This insect can be found throughout the southern regions of North America, with their range rarely exceeding north of Pennsylvania. In West Virginia, this insect likely has two generations per year. Adults remain throughout the winter, often seeking shelter in crop residues and other organic debris such as dead leaves, mulch or bunches of grass. Adults begin depositing eggs about two weeks after becoming active in the spring.
Harlequin bugs are in the stink bug family and are black with bright red, yellow or orange markings.
The harlequin bug, Murgantia histrionica, is an insect pest of vegetable crops in the family Brassicaceae. Plants commonly attacked by this insect include broccoli, Brussels sprouts, cabbage, cauliflower, collards, kale, kohlrabi, mustard, radish and turnips. This pest injures host plants by sucking the fluids from plant tissue. This can result in yellow or white blotches at the feeding site and wilted or deformed plants. Heavy infestations can cause plants to turn brown and die.
Cultural and chemical controls can be used to manage harlequin bugs. Destruction of crop residues in the fall is an important cultural practice to limit harlequin bug damage for the following year. Because this insect can also feed and reproduce on wild, weedy mustards (e.g. pepperweed, shepherd’s purse, wild mustard), it is also important to keep weeds under control in fields and along field edges. In the southern United States where the harlequin bug is a serious pest, trap crops consisting of early planted horseradish, kale, mustard or rapeseed have been used to divert overwintering populations. These crops are then sprayed or destroyed before the primary crop becomes susceptible to attack. Chemical options for control of harlequin bugs include numerous compounds in the pyrethroid (e.g., beta-cyfluthrin, bifenthrin, lambda-cyhalothrin) and neonicotinoid (e.g., acetamiprid and clothianidin) class of insecticides; pyrethrins are permissible in organic production.

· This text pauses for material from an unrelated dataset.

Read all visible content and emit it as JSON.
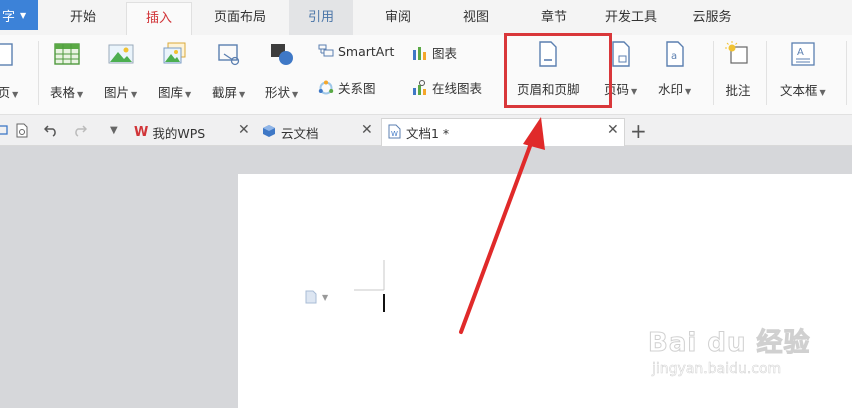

Recently, the harlequin bug has been observed more frequently in West Virginia. Although it is unclear why these insects are becoming increasingly problematic, growers introducing fewer brassica-free periods during the season and/or growers not initiating a strong weed management program may be contributing to its abundance on farms.
Author: Daniel Frank, WVU Extension Service Entomology Specialist
Last Reviewed: May 23, 2017